For the records below, give the number of lines where the string "first" occurs. Include nothing else.
--*--
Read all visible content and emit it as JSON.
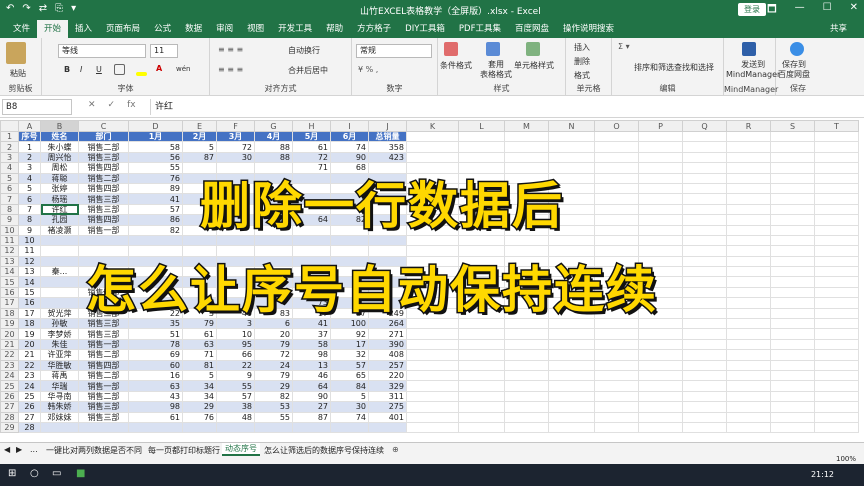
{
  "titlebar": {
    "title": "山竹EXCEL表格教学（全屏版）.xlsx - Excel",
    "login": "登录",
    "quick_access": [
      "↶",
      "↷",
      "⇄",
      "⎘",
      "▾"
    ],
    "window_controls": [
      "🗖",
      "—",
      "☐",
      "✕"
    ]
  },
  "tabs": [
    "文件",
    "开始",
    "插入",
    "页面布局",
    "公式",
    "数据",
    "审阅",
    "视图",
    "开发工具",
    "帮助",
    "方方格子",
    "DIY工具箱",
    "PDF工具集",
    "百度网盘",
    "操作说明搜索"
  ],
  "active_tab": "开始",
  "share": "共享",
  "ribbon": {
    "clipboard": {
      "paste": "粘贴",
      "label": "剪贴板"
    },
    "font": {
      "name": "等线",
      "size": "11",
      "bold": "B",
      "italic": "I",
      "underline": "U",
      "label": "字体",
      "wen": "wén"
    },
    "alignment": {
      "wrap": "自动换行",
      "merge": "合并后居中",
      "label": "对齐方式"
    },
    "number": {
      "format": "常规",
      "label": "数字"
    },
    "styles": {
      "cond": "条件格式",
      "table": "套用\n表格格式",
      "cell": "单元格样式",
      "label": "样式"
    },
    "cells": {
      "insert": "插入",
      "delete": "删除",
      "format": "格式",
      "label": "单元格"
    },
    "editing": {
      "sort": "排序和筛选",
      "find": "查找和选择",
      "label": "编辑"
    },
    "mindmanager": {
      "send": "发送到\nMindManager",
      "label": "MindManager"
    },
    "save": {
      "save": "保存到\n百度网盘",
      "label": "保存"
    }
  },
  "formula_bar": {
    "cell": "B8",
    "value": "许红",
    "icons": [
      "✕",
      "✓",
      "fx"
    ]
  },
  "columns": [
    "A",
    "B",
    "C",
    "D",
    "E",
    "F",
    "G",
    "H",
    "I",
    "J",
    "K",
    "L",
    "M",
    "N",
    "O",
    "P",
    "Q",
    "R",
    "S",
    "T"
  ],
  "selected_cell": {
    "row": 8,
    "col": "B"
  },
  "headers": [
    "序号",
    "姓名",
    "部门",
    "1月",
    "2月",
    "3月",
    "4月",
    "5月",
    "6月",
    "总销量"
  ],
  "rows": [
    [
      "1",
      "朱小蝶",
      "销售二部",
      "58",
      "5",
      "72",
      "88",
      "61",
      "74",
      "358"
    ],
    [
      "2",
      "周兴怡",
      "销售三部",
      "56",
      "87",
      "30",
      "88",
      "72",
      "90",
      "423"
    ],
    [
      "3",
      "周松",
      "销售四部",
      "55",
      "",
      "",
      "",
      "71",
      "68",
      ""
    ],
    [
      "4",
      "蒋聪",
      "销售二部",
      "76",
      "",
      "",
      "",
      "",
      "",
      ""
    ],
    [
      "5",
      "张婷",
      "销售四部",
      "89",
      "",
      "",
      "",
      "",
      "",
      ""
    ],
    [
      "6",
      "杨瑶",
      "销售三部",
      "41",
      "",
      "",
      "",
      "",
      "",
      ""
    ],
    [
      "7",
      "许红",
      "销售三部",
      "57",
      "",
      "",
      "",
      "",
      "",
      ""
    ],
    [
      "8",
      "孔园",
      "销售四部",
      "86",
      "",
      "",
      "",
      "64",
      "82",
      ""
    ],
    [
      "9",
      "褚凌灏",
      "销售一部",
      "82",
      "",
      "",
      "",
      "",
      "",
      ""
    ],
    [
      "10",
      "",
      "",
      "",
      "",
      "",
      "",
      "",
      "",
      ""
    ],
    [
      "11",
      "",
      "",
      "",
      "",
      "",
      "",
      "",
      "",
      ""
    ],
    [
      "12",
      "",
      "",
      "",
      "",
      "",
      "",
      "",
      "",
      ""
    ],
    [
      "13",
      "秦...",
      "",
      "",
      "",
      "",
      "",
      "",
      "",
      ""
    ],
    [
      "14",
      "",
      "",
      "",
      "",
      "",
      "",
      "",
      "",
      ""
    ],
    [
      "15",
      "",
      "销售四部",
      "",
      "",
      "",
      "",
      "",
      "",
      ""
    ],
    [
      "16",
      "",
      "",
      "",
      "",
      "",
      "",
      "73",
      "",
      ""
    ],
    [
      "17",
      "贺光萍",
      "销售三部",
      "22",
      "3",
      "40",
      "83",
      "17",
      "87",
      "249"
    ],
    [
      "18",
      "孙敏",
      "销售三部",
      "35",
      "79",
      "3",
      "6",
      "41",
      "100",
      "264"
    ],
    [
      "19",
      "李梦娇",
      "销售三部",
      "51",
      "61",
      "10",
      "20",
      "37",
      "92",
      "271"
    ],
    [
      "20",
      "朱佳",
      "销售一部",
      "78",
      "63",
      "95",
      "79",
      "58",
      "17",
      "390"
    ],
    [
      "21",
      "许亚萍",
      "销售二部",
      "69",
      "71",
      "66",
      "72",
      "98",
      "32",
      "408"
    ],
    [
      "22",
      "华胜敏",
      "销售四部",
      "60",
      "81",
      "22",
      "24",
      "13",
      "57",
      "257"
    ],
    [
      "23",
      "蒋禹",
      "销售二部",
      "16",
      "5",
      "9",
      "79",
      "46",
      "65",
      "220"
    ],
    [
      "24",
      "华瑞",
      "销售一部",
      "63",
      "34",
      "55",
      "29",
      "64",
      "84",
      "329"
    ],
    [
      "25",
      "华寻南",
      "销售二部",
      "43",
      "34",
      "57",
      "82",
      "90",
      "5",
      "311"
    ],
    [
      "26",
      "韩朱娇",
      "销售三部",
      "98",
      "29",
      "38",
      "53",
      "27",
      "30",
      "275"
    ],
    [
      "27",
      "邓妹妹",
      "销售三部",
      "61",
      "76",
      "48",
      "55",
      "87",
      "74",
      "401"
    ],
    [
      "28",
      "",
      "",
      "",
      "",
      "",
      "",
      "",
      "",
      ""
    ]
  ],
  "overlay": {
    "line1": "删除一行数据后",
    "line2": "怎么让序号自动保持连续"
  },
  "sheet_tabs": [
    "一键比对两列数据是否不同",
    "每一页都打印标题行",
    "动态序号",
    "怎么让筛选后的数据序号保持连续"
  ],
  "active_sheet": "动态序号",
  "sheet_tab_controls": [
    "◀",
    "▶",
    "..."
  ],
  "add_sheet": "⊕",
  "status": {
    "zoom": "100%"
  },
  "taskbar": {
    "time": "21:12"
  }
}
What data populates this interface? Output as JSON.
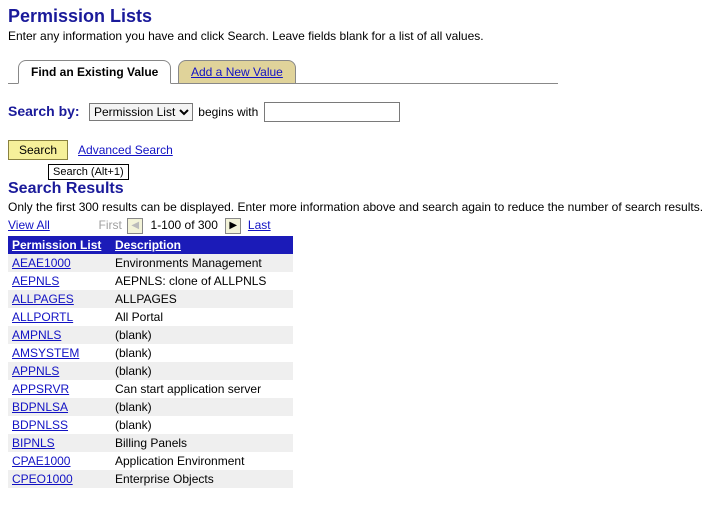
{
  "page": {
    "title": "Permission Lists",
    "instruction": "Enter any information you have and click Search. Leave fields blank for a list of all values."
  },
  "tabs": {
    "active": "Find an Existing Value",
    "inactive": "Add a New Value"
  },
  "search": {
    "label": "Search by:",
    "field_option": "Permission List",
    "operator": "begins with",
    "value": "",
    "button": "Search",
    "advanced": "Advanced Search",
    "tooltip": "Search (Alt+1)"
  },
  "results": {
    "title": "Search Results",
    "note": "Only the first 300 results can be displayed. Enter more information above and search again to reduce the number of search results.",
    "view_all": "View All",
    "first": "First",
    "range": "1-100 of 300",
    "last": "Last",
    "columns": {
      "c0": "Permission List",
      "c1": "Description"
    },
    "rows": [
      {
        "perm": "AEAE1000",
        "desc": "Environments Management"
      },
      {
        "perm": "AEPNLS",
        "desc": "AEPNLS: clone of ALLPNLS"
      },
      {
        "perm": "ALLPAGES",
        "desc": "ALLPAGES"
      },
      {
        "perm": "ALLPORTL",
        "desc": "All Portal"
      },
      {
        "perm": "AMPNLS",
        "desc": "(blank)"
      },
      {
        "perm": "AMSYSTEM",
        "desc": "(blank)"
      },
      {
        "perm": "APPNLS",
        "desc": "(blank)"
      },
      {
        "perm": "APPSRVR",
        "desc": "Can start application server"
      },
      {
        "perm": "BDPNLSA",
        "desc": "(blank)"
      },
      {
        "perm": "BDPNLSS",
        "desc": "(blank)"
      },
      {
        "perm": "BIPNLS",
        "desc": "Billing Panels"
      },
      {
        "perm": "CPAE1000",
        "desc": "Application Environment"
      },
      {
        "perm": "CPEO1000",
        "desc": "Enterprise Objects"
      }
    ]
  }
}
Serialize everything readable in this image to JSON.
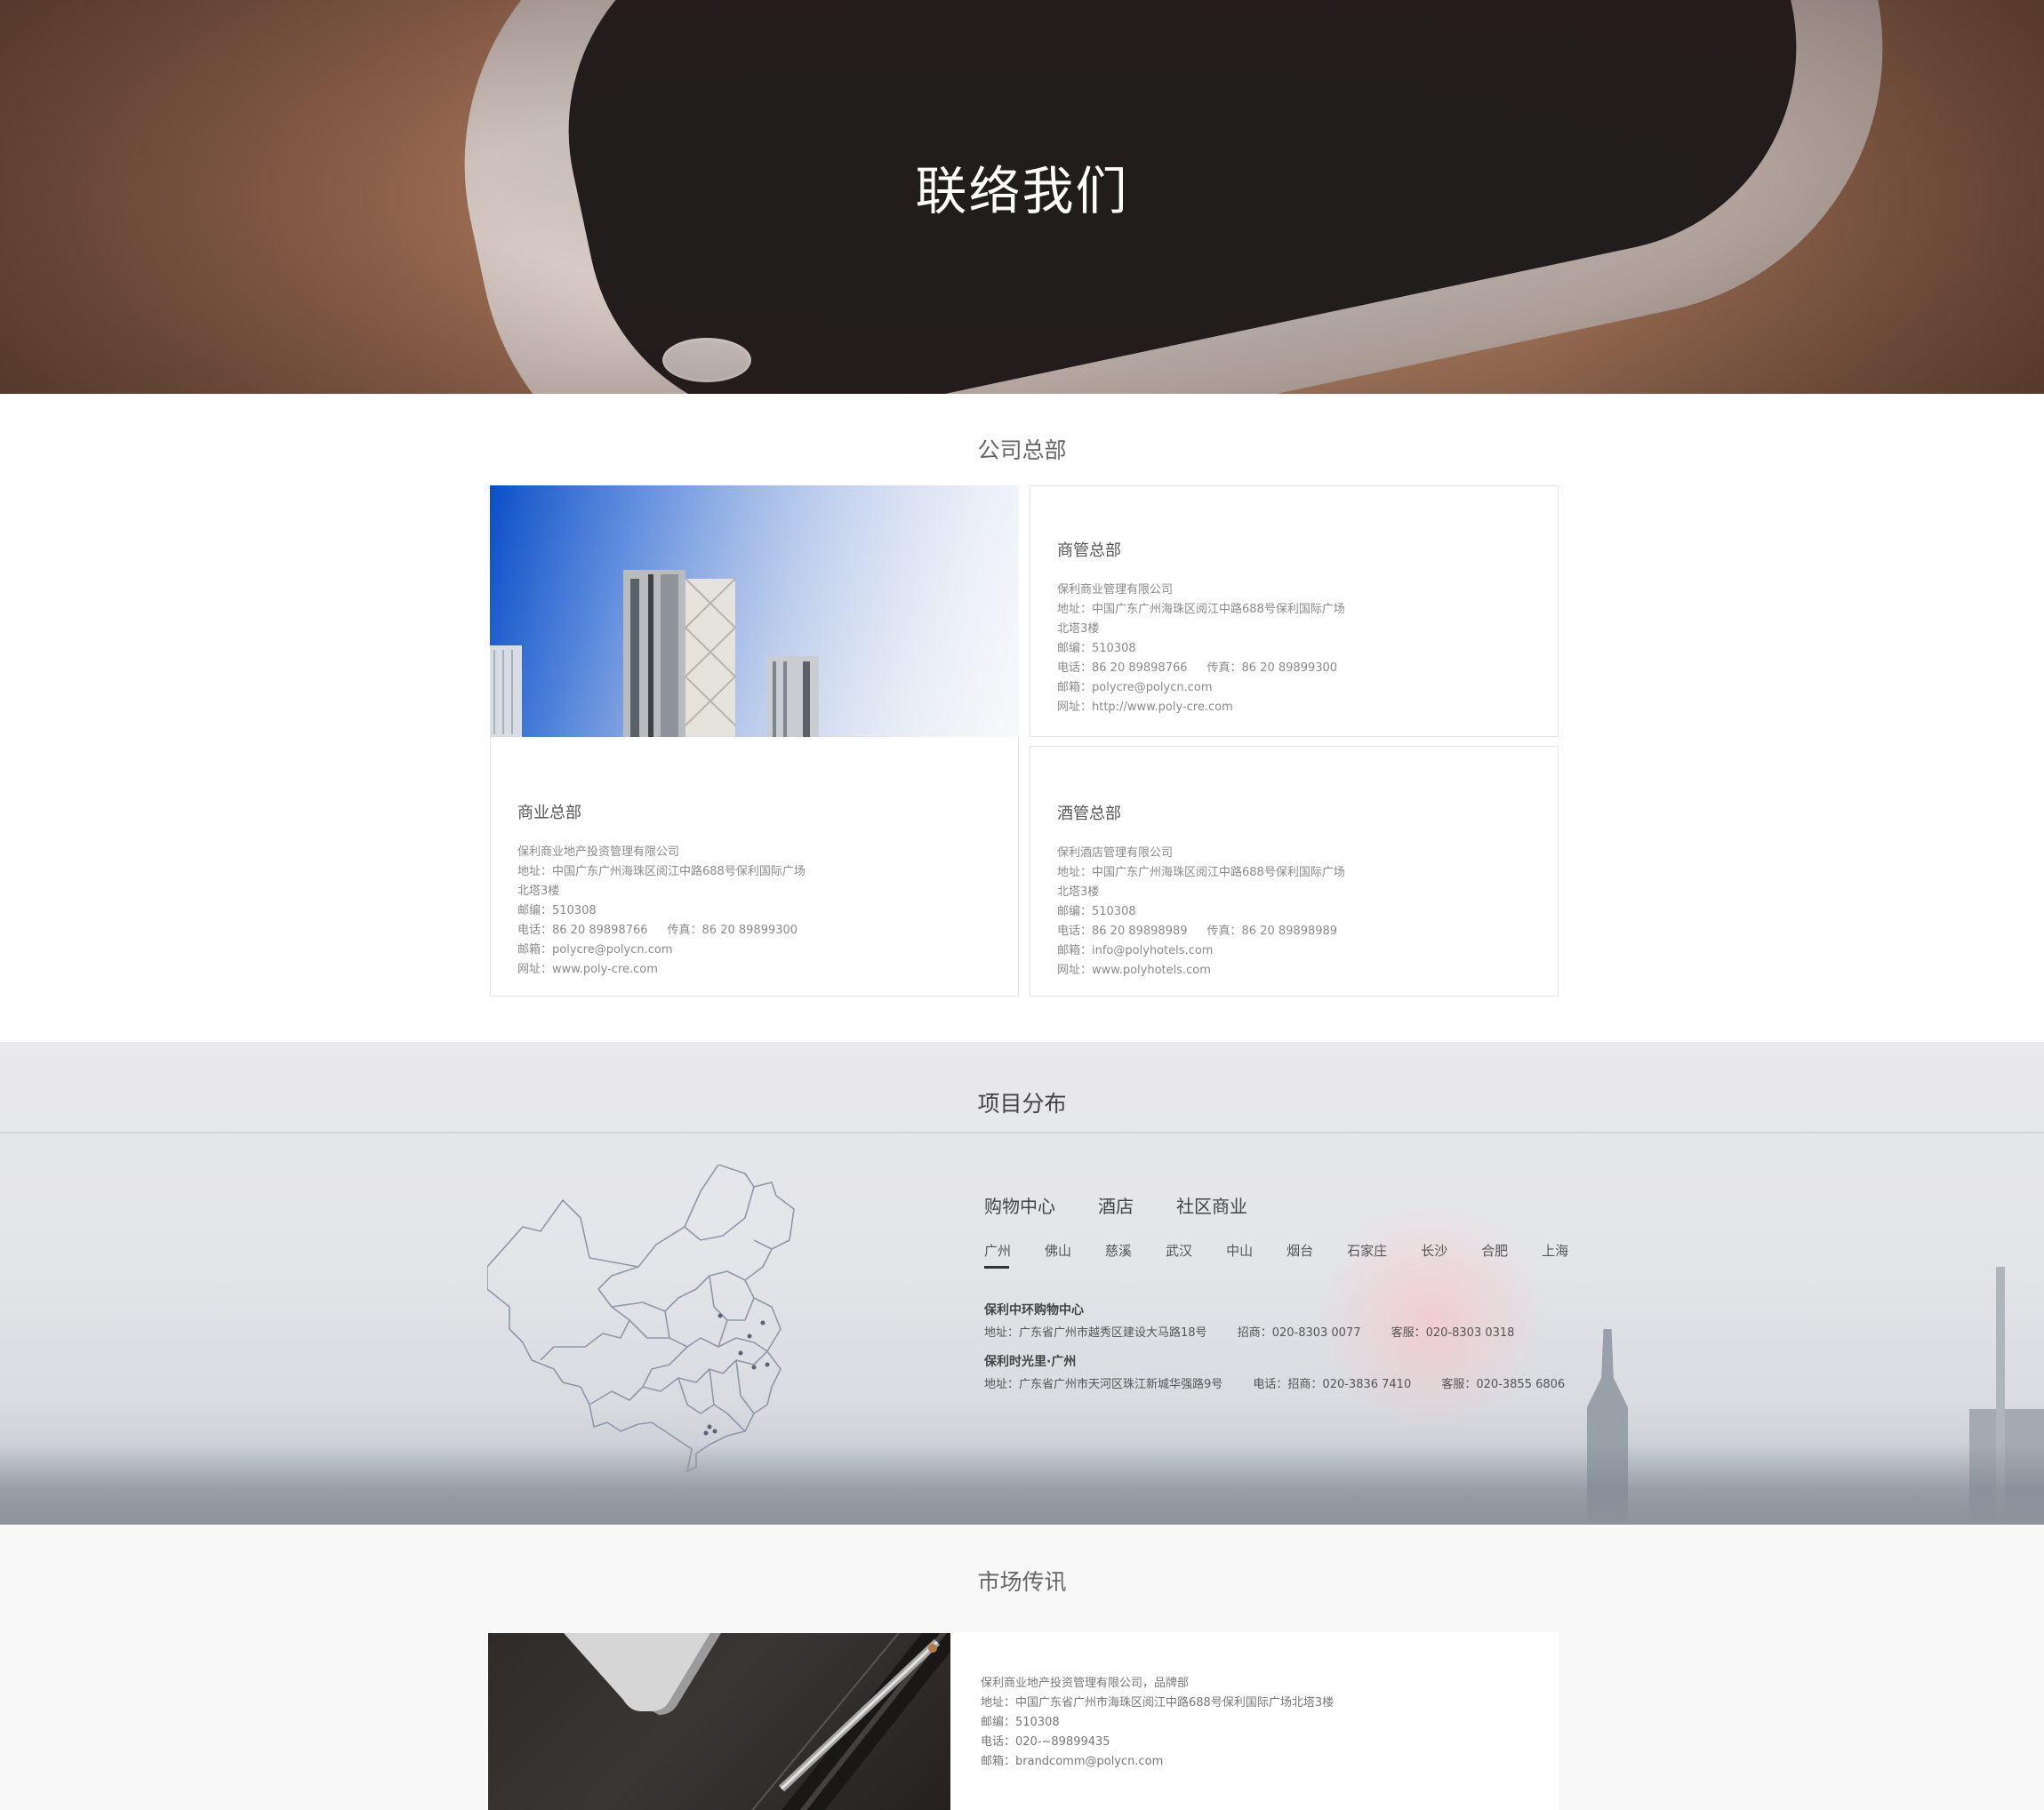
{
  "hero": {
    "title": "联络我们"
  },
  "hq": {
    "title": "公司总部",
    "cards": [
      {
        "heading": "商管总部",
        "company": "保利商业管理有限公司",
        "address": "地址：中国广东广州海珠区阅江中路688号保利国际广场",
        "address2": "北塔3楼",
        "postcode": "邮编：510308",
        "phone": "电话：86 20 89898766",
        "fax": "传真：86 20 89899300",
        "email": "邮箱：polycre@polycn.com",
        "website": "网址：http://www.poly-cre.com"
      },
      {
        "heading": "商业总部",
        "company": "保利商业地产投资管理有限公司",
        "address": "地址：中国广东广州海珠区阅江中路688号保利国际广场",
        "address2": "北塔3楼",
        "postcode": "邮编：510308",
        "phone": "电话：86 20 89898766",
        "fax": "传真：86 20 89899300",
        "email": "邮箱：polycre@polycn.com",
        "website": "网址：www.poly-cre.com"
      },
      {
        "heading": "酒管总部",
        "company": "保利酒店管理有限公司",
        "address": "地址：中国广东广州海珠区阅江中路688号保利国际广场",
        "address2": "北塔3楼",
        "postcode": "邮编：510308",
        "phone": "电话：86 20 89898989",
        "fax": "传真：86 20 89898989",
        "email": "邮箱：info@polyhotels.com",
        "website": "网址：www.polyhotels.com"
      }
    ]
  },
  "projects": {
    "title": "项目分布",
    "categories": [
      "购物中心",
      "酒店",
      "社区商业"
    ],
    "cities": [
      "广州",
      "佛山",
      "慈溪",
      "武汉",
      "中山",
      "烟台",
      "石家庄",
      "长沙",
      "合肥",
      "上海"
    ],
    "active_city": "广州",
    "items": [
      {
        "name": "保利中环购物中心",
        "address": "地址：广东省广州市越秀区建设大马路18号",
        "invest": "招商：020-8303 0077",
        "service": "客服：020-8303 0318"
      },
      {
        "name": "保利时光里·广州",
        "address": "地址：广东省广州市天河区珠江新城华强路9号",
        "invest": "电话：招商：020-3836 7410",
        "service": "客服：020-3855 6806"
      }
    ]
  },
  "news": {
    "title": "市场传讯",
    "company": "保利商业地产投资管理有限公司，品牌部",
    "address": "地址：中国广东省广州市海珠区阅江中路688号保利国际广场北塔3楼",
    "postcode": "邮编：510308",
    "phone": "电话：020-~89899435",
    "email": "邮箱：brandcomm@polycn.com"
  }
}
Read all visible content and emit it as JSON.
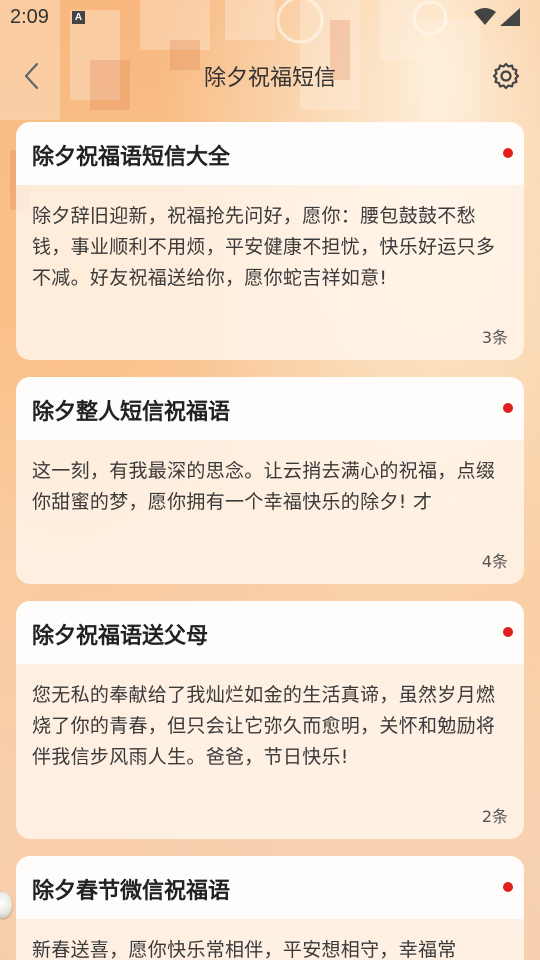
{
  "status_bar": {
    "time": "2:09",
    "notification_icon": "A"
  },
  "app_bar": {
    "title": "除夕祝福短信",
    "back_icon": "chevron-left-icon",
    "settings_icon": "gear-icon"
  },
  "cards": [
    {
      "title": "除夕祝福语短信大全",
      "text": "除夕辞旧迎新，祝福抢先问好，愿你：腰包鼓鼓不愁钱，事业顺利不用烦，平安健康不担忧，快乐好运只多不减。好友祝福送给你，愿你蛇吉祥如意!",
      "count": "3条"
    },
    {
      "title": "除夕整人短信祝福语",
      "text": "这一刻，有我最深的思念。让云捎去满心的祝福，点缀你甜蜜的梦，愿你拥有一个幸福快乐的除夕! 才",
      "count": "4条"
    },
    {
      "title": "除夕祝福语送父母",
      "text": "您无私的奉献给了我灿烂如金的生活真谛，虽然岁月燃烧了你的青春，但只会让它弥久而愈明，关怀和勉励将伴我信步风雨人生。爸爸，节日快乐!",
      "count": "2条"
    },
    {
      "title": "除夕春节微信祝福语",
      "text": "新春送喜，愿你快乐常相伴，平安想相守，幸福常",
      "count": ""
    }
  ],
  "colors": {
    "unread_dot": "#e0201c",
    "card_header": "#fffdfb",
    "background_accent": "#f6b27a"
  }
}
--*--
**ANSWER TO THIS PROBLEM:** 2